There are a few other things that body Gua Sha in Tarzana can also treat, depending on the area that it is done on. It can be used to treat the common cold, headaches and migraines and it also helps with hormonal imbalances as well. The technique that’s usually used for body Gua Sha is quite different from that used in facial Gua Sha.

For body Gua Sha treatment, you want to apply enough pressure on the area of concern so you can get out any of the knots, and eliminate stagnation. A lot of times, when you’re applying that much pressure, you’ll see the appearance of some red marks where you’re doing the body Gua Sha. This is very normal.

A lot of first-time people who opt for body Gua Sha treatment are a little surprised by the redness of these marks, but really they are just surfacing because of the Gua Sha motion that is breaking little capillaries on top of the skin. These marks usually heals within 3 to 4 days. After the first few days, it’s not as well anymore and you really feel very relaxed and your muscles feel a lot looser after the treatment.
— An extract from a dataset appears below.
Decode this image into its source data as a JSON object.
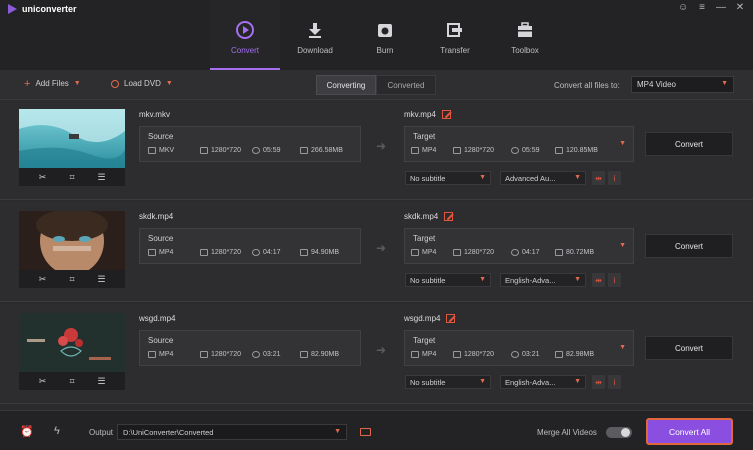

To begin treatment, the patient will need to sit down in the practitioner will applying a bit of Gua Sha oil to the area that’s going to be treated. For neck pain or any cold symptoms or if there’s a slight cough that has begun or for any muscle tension, the neck and upper shoulders are the common areas that will be treated by the practitioner.

When the practitioner is gliding the scraping tool along the patient’s neck, he applies a certain amount of pressure to release the stagnation. Some of the redness will start to appear and those are signs of blood and Chi stagnation in that area of treatment. The appearance of the redness will vary depending on the severity and length of the stagnation.

Although the marks may look intimidating to many people who haven’t tried Gua Sha, it’s not actually that intimidating. Most patients tell us that it’s very comfortable and feels like a deep tissue massage. While this treatment modalities is really amazing for athletes, or those suffering from chronic acute pain or aches, it should be done with caution or avoided in people who are taking blood thinners, have bleeding disorders, menstruating or in pregnant women, especially when it’s done in their lower abdomen. It should also not be done on any areas of the body that have an open wound or an injury.